  • Keep voice out of the scene. That sounds counter-intuitive to every piece of advice you've ever read, but for action scenes it's true. Writing in action scenes should act like a window through which to view the physical, and a lot of times voice can break the tension or pacing of what's going on in the scene by reminding the reader that someone else (not them) is watching.
  • Keep your word choice concise and your sentences short. Action is fast-paced and clipped, and your writing should be as well. This ties into the previous bullet point, but deserves to be called out as it's own point. If you think about a comma like a breath, when people are fighting for their lives they don't have a chance to take a breath, and neither should you as the writer.
  • Stay focused. This isn't the place to wax poetic on the brutal nature of man, or focus on the vibrant foliage in the background. Set your scene up before the action starts so the reader is clear about where they are, what they're wearing, what weapons they have, and why they're fighting. Don't get distracted in details in the middle of someone swinging a sword.

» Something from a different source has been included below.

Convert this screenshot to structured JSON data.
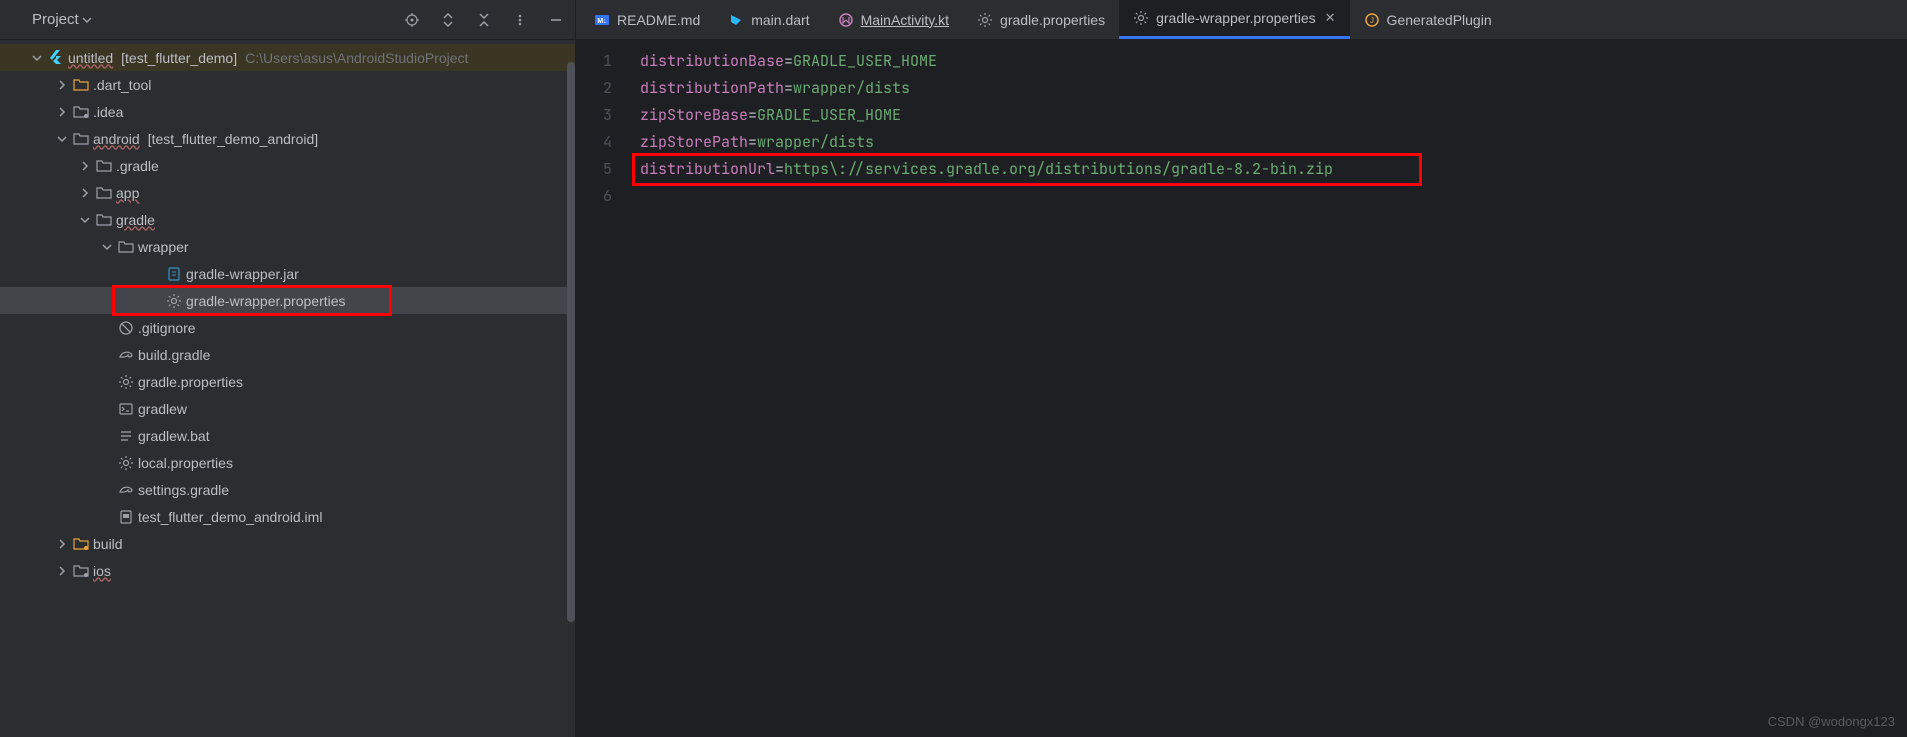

  • Think about your action like a movie. Action scenes are probably the closest a book gets to a movie, and the details need to be crisp and obvious enough that readers can visualize the action in their head. If you can't visualize it as the writer, the reader definitely can't visualize it when they're reading, which breaks tension.
    • I have a special advantage in that I take martial arts classes, but they've taught me how to describe the physical in words that make sense. It's critical to know what descriptions make sense to most people.
  • Consider your audience when making vocabulary choices. If they don't know what a mace or a stiletto or a rapier is, then make sure you make it clear what they are before they start fighting. You don't want someone thinking your character is throwing shoes in the middle of a castle dungeon.
What action scene tips can you share from your own writing?